#### [The problem]
Would you set down every line of the data below exactly as it reads?

(Items from an interface collection)

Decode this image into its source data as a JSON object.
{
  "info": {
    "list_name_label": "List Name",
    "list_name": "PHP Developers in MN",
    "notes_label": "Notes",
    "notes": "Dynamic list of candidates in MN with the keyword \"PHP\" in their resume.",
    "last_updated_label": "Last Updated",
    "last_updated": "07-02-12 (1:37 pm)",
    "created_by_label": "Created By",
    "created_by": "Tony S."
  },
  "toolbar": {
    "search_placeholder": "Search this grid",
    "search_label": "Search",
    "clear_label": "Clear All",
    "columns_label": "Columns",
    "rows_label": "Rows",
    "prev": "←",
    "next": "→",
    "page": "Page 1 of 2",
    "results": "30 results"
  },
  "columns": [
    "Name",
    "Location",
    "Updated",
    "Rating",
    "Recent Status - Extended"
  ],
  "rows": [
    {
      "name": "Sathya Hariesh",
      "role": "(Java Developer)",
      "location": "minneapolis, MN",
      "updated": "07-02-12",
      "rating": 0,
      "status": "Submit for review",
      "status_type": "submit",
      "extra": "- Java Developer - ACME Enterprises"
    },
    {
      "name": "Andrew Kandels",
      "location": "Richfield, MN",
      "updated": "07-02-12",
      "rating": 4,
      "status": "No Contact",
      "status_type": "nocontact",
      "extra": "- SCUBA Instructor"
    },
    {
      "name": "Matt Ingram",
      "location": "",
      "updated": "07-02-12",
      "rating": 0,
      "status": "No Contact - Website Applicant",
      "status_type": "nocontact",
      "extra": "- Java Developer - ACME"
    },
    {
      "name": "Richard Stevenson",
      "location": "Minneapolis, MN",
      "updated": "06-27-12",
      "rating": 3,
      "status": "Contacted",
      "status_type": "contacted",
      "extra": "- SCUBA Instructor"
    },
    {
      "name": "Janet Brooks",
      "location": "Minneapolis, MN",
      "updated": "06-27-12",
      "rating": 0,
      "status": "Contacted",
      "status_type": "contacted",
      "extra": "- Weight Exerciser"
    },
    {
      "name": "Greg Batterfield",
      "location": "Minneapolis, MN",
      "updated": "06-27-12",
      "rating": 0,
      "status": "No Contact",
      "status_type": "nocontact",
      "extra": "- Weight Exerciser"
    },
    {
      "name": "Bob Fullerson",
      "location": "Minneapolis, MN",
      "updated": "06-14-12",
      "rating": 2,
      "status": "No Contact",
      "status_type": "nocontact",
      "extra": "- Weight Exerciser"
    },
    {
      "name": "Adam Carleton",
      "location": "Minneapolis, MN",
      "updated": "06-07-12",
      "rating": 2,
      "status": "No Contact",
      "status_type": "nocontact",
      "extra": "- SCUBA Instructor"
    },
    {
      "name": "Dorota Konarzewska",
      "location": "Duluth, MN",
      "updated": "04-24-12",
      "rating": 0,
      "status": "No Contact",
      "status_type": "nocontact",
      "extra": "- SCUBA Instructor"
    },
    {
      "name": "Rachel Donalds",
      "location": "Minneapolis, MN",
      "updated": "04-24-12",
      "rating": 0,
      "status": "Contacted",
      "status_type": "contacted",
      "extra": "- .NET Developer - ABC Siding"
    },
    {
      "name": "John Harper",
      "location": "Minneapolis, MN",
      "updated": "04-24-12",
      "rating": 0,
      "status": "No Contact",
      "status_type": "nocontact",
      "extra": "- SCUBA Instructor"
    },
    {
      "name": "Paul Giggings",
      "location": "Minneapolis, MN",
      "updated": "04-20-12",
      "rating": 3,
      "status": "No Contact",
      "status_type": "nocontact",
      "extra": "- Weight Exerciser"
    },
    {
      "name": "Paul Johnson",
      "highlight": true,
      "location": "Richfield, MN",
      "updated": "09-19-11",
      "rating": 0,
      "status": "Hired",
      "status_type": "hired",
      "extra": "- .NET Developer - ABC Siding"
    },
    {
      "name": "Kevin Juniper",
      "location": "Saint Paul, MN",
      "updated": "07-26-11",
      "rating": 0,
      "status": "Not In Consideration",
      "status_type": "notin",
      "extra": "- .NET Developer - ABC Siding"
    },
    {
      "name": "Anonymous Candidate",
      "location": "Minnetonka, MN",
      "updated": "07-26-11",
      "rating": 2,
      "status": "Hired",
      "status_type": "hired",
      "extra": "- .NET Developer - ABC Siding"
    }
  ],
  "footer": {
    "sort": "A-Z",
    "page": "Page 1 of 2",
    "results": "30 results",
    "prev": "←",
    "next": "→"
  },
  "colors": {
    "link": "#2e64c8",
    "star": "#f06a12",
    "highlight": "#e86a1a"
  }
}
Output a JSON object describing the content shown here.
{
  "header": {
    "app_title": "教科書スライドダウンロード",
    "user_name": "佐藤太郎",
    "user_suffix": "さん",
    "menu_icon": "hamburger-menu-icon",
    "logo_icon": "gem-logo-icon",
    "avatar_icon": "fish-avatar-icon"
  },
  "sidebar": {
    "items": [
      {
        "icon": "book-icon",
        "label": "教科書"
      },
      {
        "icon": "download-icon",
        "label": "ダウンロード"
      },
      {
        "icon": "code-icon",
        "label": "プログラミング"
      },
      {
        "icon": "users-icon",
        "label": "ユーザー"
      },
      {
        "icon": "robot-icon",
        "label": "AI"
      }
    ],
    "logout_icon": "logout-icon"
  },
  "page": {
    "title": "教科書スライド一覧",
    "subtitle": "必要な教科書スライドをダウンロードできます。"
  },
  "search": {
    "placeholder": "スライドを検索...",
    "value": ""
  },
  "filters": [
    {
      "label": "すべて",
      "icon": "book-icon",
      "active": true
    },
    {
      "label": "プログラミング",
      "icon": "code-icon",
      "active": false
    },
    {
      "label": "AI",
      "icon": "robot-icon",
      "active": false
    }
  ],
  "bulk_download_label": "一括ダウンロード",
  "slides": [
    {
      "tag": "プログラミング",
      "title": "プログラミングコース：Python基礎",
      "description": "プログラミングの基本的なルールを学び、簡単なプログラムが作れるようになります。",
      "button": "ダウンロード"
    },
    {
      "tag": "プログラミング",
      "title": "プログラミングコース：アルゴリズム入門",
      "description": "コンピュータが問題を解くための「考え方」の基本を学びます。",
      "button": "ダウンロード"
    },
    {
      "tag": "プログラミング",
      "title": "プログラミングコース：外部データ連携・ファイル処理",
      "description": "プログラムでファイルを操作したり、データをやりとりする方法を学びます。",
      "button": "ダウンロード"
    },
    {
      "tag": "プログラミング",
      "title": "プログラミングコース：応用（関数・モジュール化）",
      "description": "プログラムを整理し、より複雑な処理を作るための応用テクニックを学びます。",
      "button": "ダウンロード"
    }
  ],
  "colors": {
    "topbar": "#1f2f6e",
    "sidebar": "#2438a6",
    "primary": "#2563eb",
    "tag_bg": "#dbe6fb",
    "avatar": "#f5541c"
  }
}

#### [Expected output]
Decode this image into its source data as a JSON object.
{
  "info": {
    "list_name_label": "List Name",
    "list_name": "PHP Developers in MN",
    "notes_label": "Notes",
    "notes": "Dynamic list of candidates in MN with the keyword \"PHP\" in their resume.",
    "last_updated_label": "Last Updated",
    "last_updated": "07-02-12 (1:37 pm)",
    "created_by_label": "Created By",
    "created_by": "Tony S."
  },
  "toolbar": {
    "search_placeholder": "Search this grid",
    "search_label": "Search",
    "clear_label": "Clear All",
    "columns_label": "Columns",
    "rows_label": "Rows",
    "prev": "←",
    "next": "→",
    "page": "Page 1 of 2",
    "results": "30 results"
  },
  "columns": [
    "Name",
    "Location",
    "Updated",
    "Rating",
    "Recent Status - Extended"
  ],
  "rows": [
    {
      "name": "Sathya Hariesh",
      "role": "(Java Developer)",
      "location": "minneapolis, MN",
      "updated": "07-02-12",
      "rating": 0,
      "status": "Submit for review",
      "status_type": "submit",
      "extra": "- Java Developer - ACME Enterprises"
    },
    {
      "name": "Andrew Kandels",
      "location": "Richfield, MN",
      "updated": "07-02-12",
      "rating": 4,
      "status": "No Contact",
      "status_type": "nocontact",
      "extra": "- SCUBA Instructor"
    },
    {
      "name": "Matt Ingram",
      "location": "",
      "updated": "07-02-12",
      "rating": 0,
      "status": "No Contact - Website Applicant",
      "status_type": "nocontact",
      "extra": "- Java Developer - ACME"
    },
    {
      "name": "Richard Stevenson",
      "location": "Minneapolis, MN",
      "updated": "06-27-12",
      "rating": 3,
      "status": "Contacted",
      "status_type": "contacted",
      "extra": "- SCUBA Instructor"
    },
    {
      "name": "Janet Brooks",
      "location": "Minneapolis, MN",
      "updated": "06-27-12",
      "rating": 0,
      "status": "Contacted",
      "status_type": "contacted",
      "extra": "- Weight Exerciser"
    },
    {
      "name": "Greg Batterfield",
      "location": "Minneapolis, MN",
      "updated": "06-27-12",
      "rating": 0,
      "status": "No Contact",
      "status_type": "nocontact",
      "extra": "- Weight Exerciser"
    },
    {
      "name": "Bob Fullerson",
      "location": "Minneapolis, MN",
      "updated": "06-14-12",
      "rating": 2,
      "status": "No Contact",
      "status_type": "nocontact",
      "extra": "- Weight Exerciser"
    },
    {
      "name": "Adam Carleton",
      "location": "Minneapolis, MN",
      "updated": "06-07-12",
      "rating": 2,
      "status": "No Contact",
      "status_type": "nocontact",
      "extra": "- SCUBA Instructor"
    },
    {
      "name": "Dorota Konarzewska",
      "location": "Duluth, MN",
      "updated": "04-24-12",
      "rating": 0,
      "status": "No Contact",
      "status_type": "nocontact",
      "extra": "- SCUBA Instructor"
    },
    {
      "name": "Rachel Donalds",
      "location": "Minneapolis, MN",
      "updated": "04-24-12",
      "rating": 0,
      "status": "Contacted",
      "status_type": "contacted",
      "extra": "- .NET Developer - ABC Siding"
    },
    {
      "name": "John Harper",
      "location": "Minneapolis, MN",
      "updated": "04-24-12",
      "rating": 0,
      "status": "No Contact",
      "status_type": "nocontact",
      "extra": "- SCUBA Instructor"
    },
    {
      "name": "Paul Giggings",
      "location": "Minneapolis, MN",
      "updated": "04-20-12",
      "rating": 3,
      "status": "No Contact",
      "status_type": "nocontact",
      "extra": "- Weight Exerciser"
    },
    {
      "name": "Paul Johnson",
      "highlight": true,
      "location": "Richfield, MN",
      "updated": "09-19-11",
      "rating": 0,
      "status": "Hired",
      "status_type": "hired",
      "extra": "- .NET Developer - ABC Siding"
    },
    {
      "name": "Kevin Juniper",
      "location": "Saint Paul, MN",
      "updated": "07-26-11",
      "rating": 0,
      "status": "Not In Consideration",
      "status_type": "notin",
      "extra": "- .NET Developer - ABC Siding"
    },
    {
      "name": "Anonymous Candidate",
      "location": "Minnetonka, MN",
      "updated": "07-26-11",
      "rating": 2,
      "status": "Hired",
      "status_type": "hired",
      "extra": "- .NET Developer - ABC Siding"
    }
  ],
  "footer": {
    "sort": "A-Z",
    "page": "Page 1 of 2",
    "results": "30 results",
    "prev": "←",
    "next": "→"
  },
  "colors": {
    "link": "#2e64c8",
    "star": "#f06a12",
    "highlight": "#e86a1a"
  }
}
Output a JSON object describing the content shown here.
{
  "header": {
    "app_title": "教科書スライドダウンロード",
    "user_name": "佐藤太郎",
    "user_suffix": "さん",
    "menu_icon": "hamburger-menu-icon",
    "logo_icon": "gem-logo-icon",
    "avatar_icon": "fish-avatar-icon"
  },
  "sidebar": {
    "items": [
      {
        "icon": "book-icon",
        "label": "教科書"
      },
      {
        "icon": "download-icon",
        "label": "ダウンロード"
      },
      {
        "icon": "code-icon",
        "label": "プログラミング"
      },
      {
        "icon": "users-icon",
        "label": "ユーザー"
      },
      {
        "icon": "robot-icon",
        "label": "AI"
      }
    ],
    "logout_icon": "logout-icon"
  },
  "page": {
    "title": "教科書スライド一覧",
    "subtitle": "必要な教科書スライドをダウンロードできます。"
  },
  "search": {
    "placeholder": "スライドを検索...",
    "value": ""
  },
  "filters": [
    {
      "label": "すべて",
      "icon": "book-icon",
      "active": true
    },
    {
      "label": "プログラミング",
      "icon": "code-icon",
      "active": false
    },
    {
      "label": "AI",
      "icon": "robot-icon",
      "active": false
    }
  ],
  "bulk_download_label": "一括ダウンロード",
  "slides": [
    {
      "tag": "プログラミング",
      "title": "プログラミングコース：Python基礎",
      "description": "プログラミングの基本的なルールを学び、簡単なプログラムが作れるようになります。",
      "button": "ダウンロード"
    },
    {
      "tag": "プログラミング",
      "title": "プログラミングコース：アルゴリズム入門",
      "description": "コンピュータが問題を解くための「考え方」の基本を学びます。",
      "button": "ダウンロード"
    },
    {
      "tag": "プログラミング",
      "title": "プログラミングコース：外部データ連携・ファイル処理",
      "description": "プログラムでファイルを操作したり、データをやりとりする方法を学びます。",
      "button": "ダウンロード"
    },
    {
      "tag": "プログラミング",
      "title": "プログラミングコース：応用（関数・モジュール化）",
      "description": "プログラムを整理し、より複雑な処理を作るための応用テクニックを学びます。",
      "button": "ダウンロード"
    }
  ],
  "colors": {
    "topbar": "#1f2f6e",
    "sidebar": "#2438a6",
    "primary": "#2563eb",
    "tag_bg": "#dbe6fb",
    "avatar": "#f5541c"
  }
}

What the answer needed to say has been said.